JONZE: So what were you doing back then?

RUSSELL: I was frustrated because I couldn’t get going, as I was trying to figure out how to make films. I had various jobs, I taught a SAT class, I was a bartender, I had a day job at an office and was making short films. I got grants from NYSCA and NEA for an idea, which later became Huckabees, about a guy in a Chinese restaurant who had microphones on every table and heard every personal conversation and would write perversely personal fortunes. He was a very isolated, lonely guy, like I was in my 20’s; I lived in a Chelsea studio apartment and just went to work and didn’t have much of a social life. I got put on jury duty, which is where I learned how to write.

JONZE: You were making notes on Spanking the Monkey at jury duty?

RUSSELL: It was the best thing I’d ever written. It got me started; got me an agent, who got me my first writing job.
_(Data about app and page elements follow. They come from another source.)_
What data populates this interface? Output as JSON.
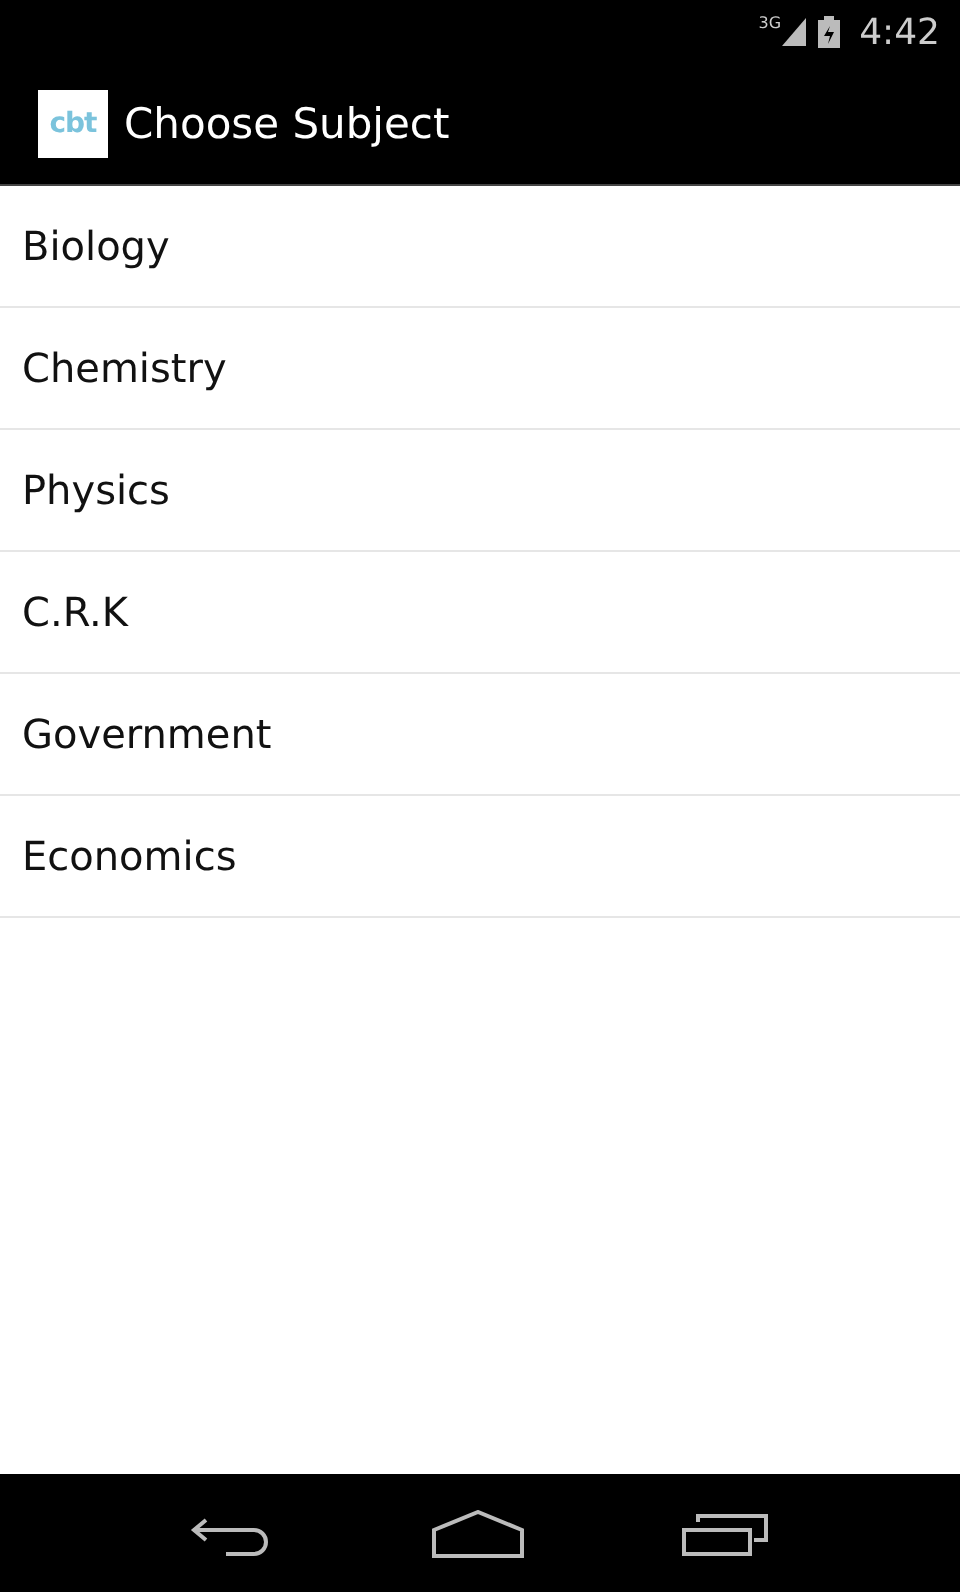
{
  "status_bar": {
    "network": "3G",
    "time": "4:42"
  },
  "action_bar": {
    "logo": "cbt",
    "title": "Choose Subject"
  },
  "subjects": [
    {
      "label": "Biology"
    },
    {
      "label": "Chemistry"
    },
    {
      "label": "Physics"
    },
    {
      "label": "C.R.K"
    },
    {
      "label": "Government"
    },
    {
      "label": "Economics"
    }
  ]
}
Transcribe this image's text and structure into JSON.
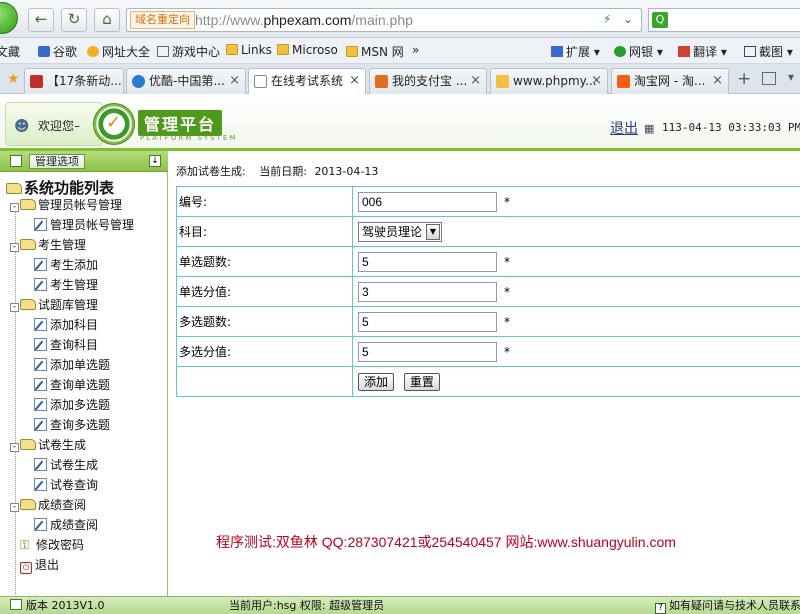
{
  "browser": {
    "url_tag": "域名重定向",
    "url_prefix": "http://www.",
    "url_domain": "phpexam.com",
    "url_path": "/main.php",
    "bookmarks": [
      "文藏",
      "谷歌",
      "网址大全",
      "游戏中心",
      "Links",
      "Microso",
      "MSN 网",
      "»"
    ],
    "toolbar_right": [
      "扩展",
      "网银",
      "翻译",
      "截图"
    ],
    "tabs": [
      {
        "label": "【17条新动..."
      },
      {
        "label": "优酷-中国第..."
      },
      {
        "label": "在线考试系统"
      },
      {
        "label": "我的支付宝 ..."
      },
      {
        "label": "www.phpmy..."
      },
      {
        "label": "淘宝网 - 淘..."
      }
    ]
  },
  "header": {
    "welcome": "欢迎您–",
    "platform_title": "管理平台",
    "platform_sub": "PLATFORM SYSTEM",
    "logout": "退出",
    "datetime": "113-04-13 03:33:03 PM"
  },
  "sidebar": {
    "header_label": "管理选项",
    "root": "系统功能列表",
    "groups": [
      {
        "label": "管理员帐号管理",
        "items": [
          "管理员帐号管理"
        ]
      },
      {
        "label": "考生管理",
        "items": [
          "考生添加",
          "考生管理"
        ]
      },
      {
        "label": "试题库管理",
        "items": [
          "添加科目",
          "查询科目",
          "添加单选题",
          "查询单选题",
          "添加多选题",
          "查询多选题"
        ]
      },
      {
        "label": "试卷生成",
        "items": [
          "试卷生成",
          "试卷查询"
        ]
      },
      {
        "label": "成绩查阅",
        "items": [
          "成绩查阅"
        ]
      }
    ],
    "change_password": "修改密码",
    "exit": "退出"
  },
  "main": {
    "page_title": "添加试卷生成:",
    "date_label": "当前日期:",
    "date_value": "2013-04-13",
    "form": {
      "rows": [
        {
          "label": "编号:",
          "value": "006",
          "required": "*"
        },
        {
          "label": "科目:",
          "value": "驾驶员理论"
        },
        {
          "label": "单选题数:",
          "value": "5",
          "required": "*"
        },
        {
          "label": "单选分值:",
          "value": "3",
          "required": "*"
        },
        {
          "label": "多选题数:",
          "value": "5",
          "required": "*"
        },
        {
          "label": "多选分值:",
          "value": "5",
          "required": "*"
        }
      ],
      "submit_label": "添加",
      "reset_label": "重置"
    },
    "credit": "程序测试:双鱼林 QQ:287307421或254540457 网站:www.shuangyulin.com"
  },
  "status": {
    "version": "版本 2013V1.0",
    "current_user": "当前用户:hsg 权限: 超级管理员",
    "help": "如有疑问请与技术人员联系"
  }
}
So then it won Sundance, and I was happy just to go. I’d made it for $80,000 with the NEA money, and then the NEA said this isn’t the Chinese fortune-cookie movie, this is a dirty incest movie and I had to give the money back.

JONZE: Then Flirting with Disaster?

RUSSELL: My sister is adopted and was finding her biological parents, and I had just had a baby, which shattered my sex life, so I smashed those things up. I was into Woody Allen’s Husbands and Wives. Allen loved the film and invited me to meet him. I remember how confident and comfortable he was on the set, walking around talking and then he’d go, “Yeah, Kenneth Branagh, do that, and the camera goes over there; no, higher,” and he’d come back to talking to me and was so casual about it. And I admired his olive-colored corduroys. I said, “Are those your lucky pants?”

JONZE: So Three Kings [in which Jonze acted]…

RUSSELL: I was impressed by Quentin Tarantino and wanted to try something with more octane. A studio showed me script logs of one-line summaries and one was a heist in the Gulf War. I started researching it. That’s when I got to know you; I was helping to rewrite your first movie.